**Task to carry out:**
Reproduce the records below; each should match the original exactly.

**Task data:**
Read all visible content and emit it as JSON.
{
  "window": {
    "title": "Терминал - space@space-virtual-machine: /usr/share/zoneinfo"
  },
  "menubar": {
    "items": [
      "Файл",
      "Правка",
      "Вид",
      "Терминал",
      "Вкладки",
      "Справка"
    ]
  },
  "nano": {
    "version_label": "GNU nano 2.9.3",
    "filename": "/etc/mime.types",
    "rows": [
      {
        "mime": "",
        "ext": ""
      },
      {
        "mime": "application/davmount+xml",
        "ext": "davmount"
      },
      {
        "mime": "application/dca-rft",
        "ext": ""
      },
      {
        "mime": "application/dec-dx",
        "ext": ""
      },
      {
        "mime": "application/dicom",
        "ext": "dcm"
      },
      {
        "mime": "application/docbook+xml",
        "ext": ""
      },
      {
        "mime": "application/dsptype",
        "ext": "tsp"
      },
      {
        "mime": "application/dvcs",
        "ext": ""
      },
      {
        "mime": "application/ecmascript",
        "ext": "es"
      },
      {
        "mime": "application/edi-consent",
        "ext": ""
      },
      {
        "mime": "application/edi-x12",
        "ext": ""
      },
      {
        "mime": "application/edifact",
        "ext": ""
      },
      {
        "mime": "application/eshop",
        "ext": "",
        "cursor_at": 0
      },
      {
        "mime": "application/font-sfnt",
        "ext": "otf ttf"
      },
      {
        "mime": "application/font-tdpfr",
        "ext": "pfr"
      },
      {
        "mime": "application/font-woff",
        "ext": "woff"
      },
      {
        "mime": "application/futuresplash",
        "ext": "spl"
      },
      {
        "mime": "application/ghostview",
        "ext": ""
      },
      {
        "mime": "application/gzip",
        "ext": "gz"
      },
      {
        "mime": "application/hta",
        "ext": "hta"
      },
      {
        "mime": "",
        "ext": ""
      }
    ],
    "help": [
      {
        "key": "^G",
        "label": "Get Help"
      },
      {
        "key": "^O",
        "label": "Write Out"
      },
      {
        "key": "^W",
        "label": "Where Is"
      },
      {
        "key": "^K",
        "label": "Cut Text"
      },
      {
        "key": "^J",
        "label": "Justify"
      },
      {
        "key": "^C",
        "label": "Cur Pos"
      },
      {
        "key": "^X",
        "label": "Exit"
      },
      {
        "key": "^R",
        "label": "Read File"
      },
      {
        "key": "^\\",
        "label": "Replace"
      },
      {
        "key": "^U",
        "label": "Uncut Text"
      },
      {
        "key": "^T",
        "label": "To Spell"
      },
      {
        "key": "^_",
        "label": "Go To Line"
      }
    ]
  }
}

**The completed task:**
Read all visible content and emit it as JSON.
{
  "window": {
    "title": "Терминал - space@space-virtual-machine: /usr/share/zoneinfo"
  },
  "menubar": {
    "items": [
      "Файл",
      "Правка",
      "Вид",
      "Терминал",
      "Вкладки",
      "Справка"
    ]
  },
  "nano": {
    "version_label": "GNU nano 2.9.3",
    "filename": "/etc/mime.types",
    "rows": [
      {
        "mime": "",
        "ext": ""
      },
      {
        "mime": "application/davmount+xml",
        "ext": "davmount"
      },
      {
        "mime": "application/dca-rft",
        "ext": ""
      },
      {
        "mime": "application/dec-dx",
        "ext": ""
      },
      {
        "mime": "application/dicom",
        "ext": "dcm"
      },
      {
        "mime": "application/docbook+xml",
        "ext": ""
      },
      {
        "mime": "application/dsptype",
        "ext": "tsp"
      },
      {
        "mime": "application/dvcs",
        "ext": ""
      },
      {
        "mime": "application/ecmascript",
        "ext": "es"
      },
      {
        "mime": "application/edi-consent",
        "ext": ""
      },
      {
        "mime": "application/edi-x12",
        "ext": ""
      },
      {
        "mime": "application/edifact",
        "ext": ""
      },
      {
        "mime": "application/eshop",
        "ext": "",
        "cursor_at": 0
      },
      {
        "mime": "application/font-sfnt",
        "ext": "otf ttf"
      },
      {
        "mime": "application/font-tdpfr",
        "ext": "pfr"
      },
      {
        "mime": "application/font-woff",
        "ext": "woff"
      },
      {
        "mime": "application/futuresplash",
        "ext": "spl"
      },
      {
        "mime": "application/ghostview",
        "ext": ""
      },
      {
        "mime": "application/gzip",
        "ext": "gz"
      },
      {
        "mime": "application/hta",
        "ext": "hta"
      },
      {
        "mime": "",
        "ext": ""
      }
    ],
    "help": [
      {
        "key": "^G",
        "label": "Get Help"
      },
      {
        "key": "^O",
        "label": "Write Out"
      },
      {
        "key": "^W",
        "label": "Where Is"
      },
      {
        "key": "^K",
        "label": "Cut Text"
      },
      {
        "key": "^J",
        "label": "Justify"
      },
      {
        "key": "^C",
        "label": "Cur Pos"
      },
      {
        "key": "^X",
        "label": "Exit"
      },
      {
        "key": "^R",
        "label": "Read File"
      },
      {
        "key": "^\\",
        "label": "Replace"
      },
      {
        "key": "^U",
        "label": "Uncut Text"
      },
      {
        "key": "^T",
        "label": "To Spell"
      },
      {
        "key": "^_",
        "label": "Go To Line"
      }
    ]
  }
}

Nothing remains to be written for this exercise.